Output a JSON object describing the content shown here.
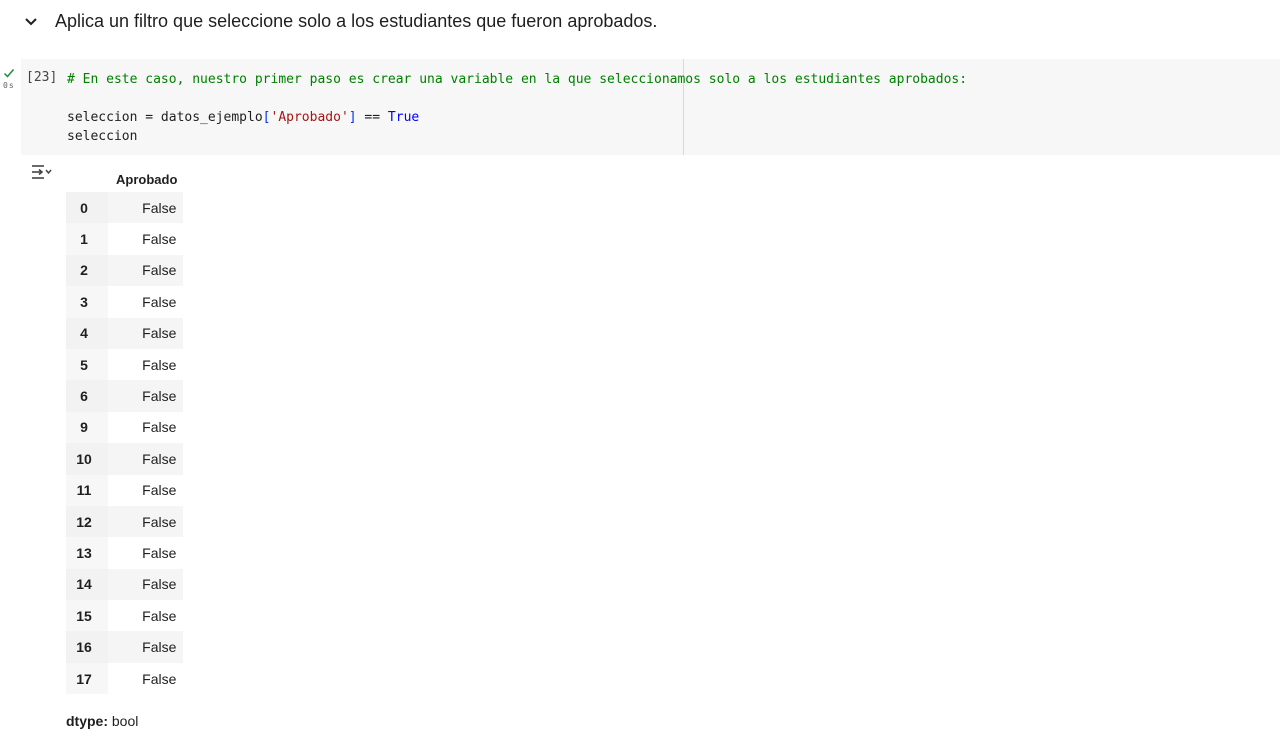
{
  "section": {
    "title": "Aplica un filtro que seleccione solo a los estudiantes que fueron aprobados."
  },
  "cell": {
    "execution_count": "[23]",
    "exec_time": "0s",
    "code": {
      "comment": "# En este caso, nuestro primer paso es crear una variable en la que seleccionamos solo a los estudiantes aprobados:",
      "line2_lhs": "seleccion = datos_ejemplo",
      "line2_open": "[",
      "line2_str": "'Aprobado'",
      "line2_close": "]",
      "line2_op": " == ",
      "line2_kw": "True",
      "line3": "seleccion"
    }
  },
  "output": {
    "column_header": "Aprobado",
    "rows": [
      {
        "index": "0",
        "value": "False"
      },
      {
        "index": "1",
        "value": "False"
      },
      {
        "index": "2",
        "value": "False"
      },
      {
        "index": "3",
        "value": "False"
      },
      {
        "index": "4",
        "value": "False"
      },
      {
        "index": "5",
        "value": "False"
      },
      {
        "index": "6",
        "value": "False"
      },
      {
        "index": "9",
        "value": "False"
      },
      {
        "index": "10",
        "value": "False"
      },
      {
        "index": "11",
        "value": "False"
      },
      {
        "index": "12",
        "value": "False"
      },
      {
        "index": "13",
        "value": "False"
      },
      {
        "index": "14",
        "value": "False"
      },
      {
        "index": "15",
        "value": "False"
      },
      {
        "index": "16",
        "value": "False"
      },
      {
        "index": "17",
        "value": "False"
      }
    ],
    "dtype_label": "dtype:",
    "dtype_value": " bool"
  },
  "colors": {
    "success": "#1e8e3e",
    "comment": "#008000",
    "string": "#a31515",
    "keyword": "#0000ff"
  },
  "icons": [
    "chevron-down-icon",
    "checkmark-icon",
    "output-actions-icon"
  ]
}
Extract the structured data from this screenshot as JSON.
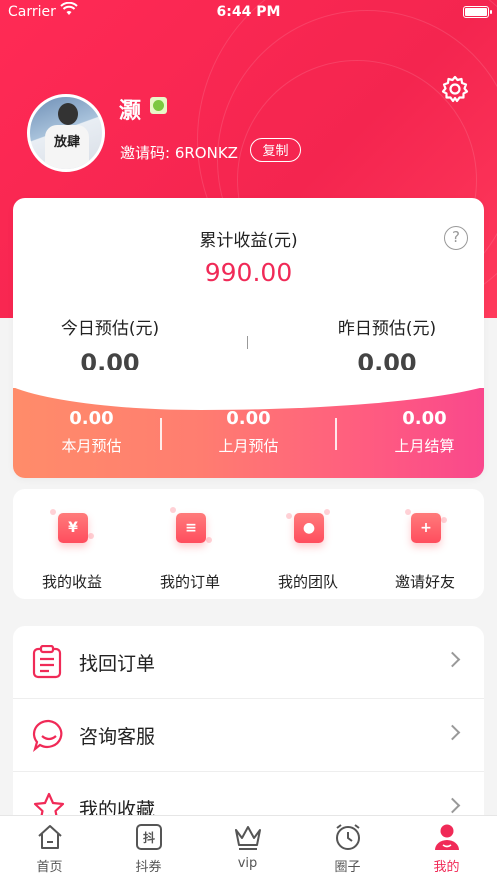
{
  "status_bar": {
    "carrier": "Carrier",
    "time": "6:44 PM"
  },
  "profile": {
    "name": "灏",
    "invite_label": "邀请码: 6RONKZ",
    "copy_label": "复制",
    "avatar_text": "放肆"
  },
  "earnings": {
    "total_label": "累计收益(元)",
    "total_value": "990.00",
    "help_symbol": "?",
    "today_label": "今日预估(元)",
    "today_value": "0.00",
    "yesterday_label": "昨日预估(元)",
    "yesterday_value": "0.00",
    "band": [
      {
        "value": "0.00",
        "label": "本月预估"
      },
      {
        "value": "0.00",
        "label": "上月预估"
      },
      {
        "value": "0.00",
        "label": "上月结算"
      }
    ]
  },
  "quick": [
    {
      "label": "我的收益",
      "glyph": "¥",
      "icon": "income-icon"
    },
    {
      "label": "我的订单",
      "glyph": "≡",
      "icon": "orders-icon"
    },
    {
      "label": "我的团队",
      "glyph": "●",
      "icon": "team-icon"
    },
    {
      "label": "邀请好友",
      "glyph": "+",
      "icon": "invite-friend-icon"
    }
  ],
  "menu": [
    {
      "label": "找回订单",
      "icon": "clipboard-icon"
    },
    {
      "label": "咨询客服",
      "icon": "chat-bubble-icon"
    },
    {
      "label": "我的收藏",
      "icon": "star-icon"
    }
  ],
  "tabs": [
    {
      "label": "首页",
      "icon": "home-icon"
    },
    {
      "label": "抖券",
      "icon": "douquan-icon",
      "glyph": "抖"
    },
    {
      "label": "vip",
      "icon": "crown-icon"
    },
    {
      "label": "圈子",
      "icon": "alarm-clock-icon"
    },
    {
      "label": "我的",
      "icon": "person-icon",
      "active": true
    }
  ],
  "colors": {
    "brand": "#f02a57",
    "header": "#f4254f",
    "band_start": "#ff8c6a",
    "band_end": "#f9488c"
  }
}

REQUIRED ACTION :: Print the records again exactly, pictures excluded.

SOLUTION ::
Output a JSON object describing the content shown here.
{
  "section": {
    "title": "Aplica un filtro que seleccione solo a los estudiantes que fueron aprobados."
  },
  "cell": {
    "execution_count": "[23]",
    "exec_time": "0s",
    "code": {
      "comment": "# En este caso, nuestro primer paso es crear una variable en la que seleccionamos solo a los estudiantes aprobados:",
      "line2_lhs": "seleccion = datos_ejemplo",
      "line2_open": "[",
      "line2_str": "'Aprobado'",
      "line2_close": "]",
      "line2_op": " == ",
      "line2_kw": "True",
      "line3": "seleccion"
    }
  },
  "output": {
    "column_header": "Aprobado",
    "rows": [
      {
        "index": "0",
        "value": "False"
      },
      {
        "index": "1",
        "value": "False"
      },
      {
        "index": "2",
        "value": "False"
      },
      {
        "index": "3",
        "value": "False"
      },
      {
        "index": "4",
        "value": "False"
      },
      {
        "index": "5",
        "value": "False"
      },
      {
        "index": "6",
        "value": "False"
      },
      {
        "index": "9",
        "value": "False"
      },
      {
        "index": "10",
        "value": "False"
      },
      {
        "index": "11",
        "value": "False"
      },
      {
        "index": "12",
        "value": "False"
      },
      {
        "index": "13",
        "value": "False"
      },
      {
        "index": "14",
        "value": "False"
      },
      {
        "index": "15",
        "value": "False"
      },
      {
        "index": "16",
        "value": "False"
      },
      {
        "index": "17",
        "value": "False"
      }
    ],
    "dtype_label": "dtype:",
    "dtype_value": " bool"
  },
  "colors": {
    "success": "#1e8e3e",
    "comment": "#008000",
    "string": "#a31515",
    "keyword": "#0000ff"
  },
  "icons": [
    "chevron-down-icon",
    "checkmark-icon",
    "output-actions-icon"
  ]
}
Extract the structured data from this screenshot as JSON.
{
  "status_bar": {
    "carrier": "Carrier",
    "time": "6:44 PM"
  },
  "profile": {
    "name": "灏",
    "invite_label": "邀请码: 6RONKZ",
    "copy_label": "复制",
    "avatar_text": "放肆"
  },
  "earnings": {
    "total_label": "累计收益(元)",
    "total_value": "990.00",
    "help_symbol": "?",
    "today_label": "今日预估(元)",
    "today_value": "0.00",
    "yesterday_label": "昨日预估(元)",
    "yesterday_value": "0.00",
    "band": [
      {
        "value": "0.00",
        "label": "本月预估"
      },
      {
        "value": "0.00",
        "label": "上月预估"
      },
      {
        "value": "0.00",
        "label": "上月结算"
      }
    ]
  },
  "quick": [
    {
      "label": "我的收益",
      "glyph": "¥",
      "icon": "income-icon"
    },
    {
      "label": "我的订单",
      "glyph": "≡",
      "icon": "orders-icon"
    },
    {
      "label": "我的团队",
      "glyph": "●",
      "icon": "team-icon"
    },
    {
      "label": "邀请好友",
      "glyph": "+",
      "icon": "invite-friend-icon"
    }
  ],
  "menu": [
    {
      "label": "找回订单",
      "icon": "clipboard-icon"
    },
    {
      "label": "咨询客服",
      "icon": "chat-bubble-icon"
    },
    {
      "label": "我的收藏",
      "icon": "star-icon"
    }
  ],
  "tabs": [
    {
      "label": "首页",
      "icon": "home-icon"
    },
    {
      "label": "抖券",
      "icon": "douquan-icon",
      "glyph": "抖"
    },
    {
      "label": "vip",
      "icon": "crown-icon"
    },
    {
      "label": "圈子",
      "icon": "alarm-clock-icon"
    },
    {
      "label": "我的",
      "icon": "person-icon",
      "active": true
    }
  ],
  "colors": {
    "brand": "#f02a57",
    "header": "#f4254f",
    "band_start": "#ff8c6a",
    "band_end": "#f9488c"
  }
}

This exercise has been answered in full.